- [TASK TO COMPLETE]: Down to the final line, print each entry exactly.

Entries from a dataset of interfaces
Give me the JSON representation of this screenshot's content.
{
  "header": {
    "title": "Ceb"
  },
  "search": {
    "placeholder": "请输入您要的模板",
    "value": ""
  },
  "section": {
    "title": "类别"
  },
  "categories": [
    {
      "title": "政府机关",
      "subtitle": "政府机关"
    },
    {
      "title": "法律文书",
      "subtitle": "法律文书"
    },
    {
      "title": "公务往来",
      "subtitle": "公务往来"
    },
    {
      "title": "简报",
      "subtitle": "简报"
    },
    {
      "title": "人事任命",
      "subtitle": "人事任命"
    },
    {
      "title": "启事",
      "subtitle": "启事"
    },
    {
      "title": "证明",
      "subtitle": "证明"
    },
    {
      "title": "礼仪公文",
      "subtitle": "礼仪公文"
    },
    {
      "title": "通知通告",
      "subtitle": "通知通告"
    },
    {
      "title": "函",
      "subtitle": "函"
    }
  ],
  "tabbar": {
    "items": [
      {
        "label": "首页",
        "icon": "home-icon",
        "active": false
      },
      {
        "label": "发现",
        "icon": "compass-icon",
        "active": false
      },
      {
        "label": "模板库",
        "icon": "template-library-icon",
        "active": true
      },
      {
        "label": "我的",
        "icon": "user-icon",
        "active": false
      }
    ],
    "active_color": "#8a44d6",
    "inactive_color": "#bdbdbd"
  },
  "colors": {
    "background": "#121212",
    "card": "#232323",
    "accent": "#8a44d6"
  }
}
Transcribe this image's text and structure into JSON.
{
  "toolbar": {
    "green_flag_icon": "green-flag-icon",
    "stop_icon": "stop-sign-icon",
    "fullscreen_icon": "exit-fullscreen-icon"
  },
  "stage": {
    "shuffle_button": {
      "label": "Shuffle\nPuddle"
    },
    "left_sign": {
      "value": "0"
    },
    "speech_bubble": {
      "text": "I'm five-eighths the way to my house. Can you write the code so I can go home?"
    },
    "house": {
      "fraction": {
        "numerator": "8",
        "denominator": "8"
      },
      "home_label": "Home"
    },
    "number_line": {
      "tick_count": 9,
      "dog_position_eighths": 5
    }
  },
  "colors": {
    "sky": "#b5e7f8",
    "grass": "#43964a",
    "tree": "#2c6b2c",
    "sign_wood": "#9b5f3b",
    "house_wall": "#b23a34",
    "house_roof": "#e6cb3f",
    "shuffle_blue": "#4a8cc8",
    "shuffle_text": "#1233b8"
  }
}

- [EXERCISE ANSWER]:
Give me the JSON representation of this screenshot's content.
{
  "header": {
    "title": "Ceb"
  },
  "search": {
    "placeholder": "请输入您要的模板",
    "value": ""
  },
  "section": {
    "title": "类别"
  },
  "categories": [
    {
      "title": "政府机关",
      "subtitle": "政府机关"
    },
    {
      "title": "法律文书",
      "subtitle": "法律文书"
    },
    {
      "title": "公务往来",
      "subtitle": "公务往来"
    },
    {
      "title": "简报",
      "subtitle": "简报"
    },
    {
      "title": "人事任命",
      "subtitle": "人事任命"
    },
    {
      "title": "启事",
      "subtitle": "启事"
    },
    {
      "title": "证明",
      "subtitle": "证明"
    },
    {
      "title": "礼仪公文",
      "subtitle": "礼仪公文"
    },
    {
      "title": "通知通告",
      "subtitle": "通知通告"
    },
    {
      "title": "函",
      "subtitle": "函"
    }
  ],
  "tabbar": {
    "items": [
      {
        "label": "首页",
        "icon": "home-icon",
        "active": false
      },
      {
        "label": "发现",
        "icon": "compass-icon",
        "active": false
      },
      {
        "label": "模板库",
        "icon": "template-library-icon",
        "active": true
      },
      {
        "label": "我的",
        "icon": "user-icon",
        "active": false
      }
    ],
    "active_color": "#8a44d6",
    "inactive_color": "#bdbdbd"
  },
  "colors": {
    "background": "#121212",
    "card": "#232323",
    "accent": "#8a44d6"
  }
}
Transcribe this image's text and structure into JSON.
{
  "toolbar": {
    "green_flag_icon": "green-flag-icon",
    "stop_icon": "stop-sign-icon",
    "fullscreen_icon": "exit-fullscreen-icon"
  },
  "stage": {
    "shuffle_button": {
      "label": "Shuffle\nPuddle"
    },
    "left_sign": {
      "value": "0"
    },
    "speech_bubble": {
      "text": "I'm five-eighths the way to my house. Can you write the code so I can go home?"
    },
    "house": {
      "fraction": {
        "numerator": "8",
        "denominator": "8"
      },
      "home_label": "Home"
    },
    "number_line": {
      "tick_count": 9,
      "dog_position_eighths": 5
    }
  },
  "colors": {
    "sky": "#b5e7f8",
    "grass": "#43964a",
    "tree": "#2c6b2c",
    "sign_wood": "#9b5f3b",
    "house_wall": "#b23a34",
    "house_roof": "#e6cb3f",
    "shuffle_blue": "#4a8cc8",
    "shuffle_text": "#1233b8"
  }
}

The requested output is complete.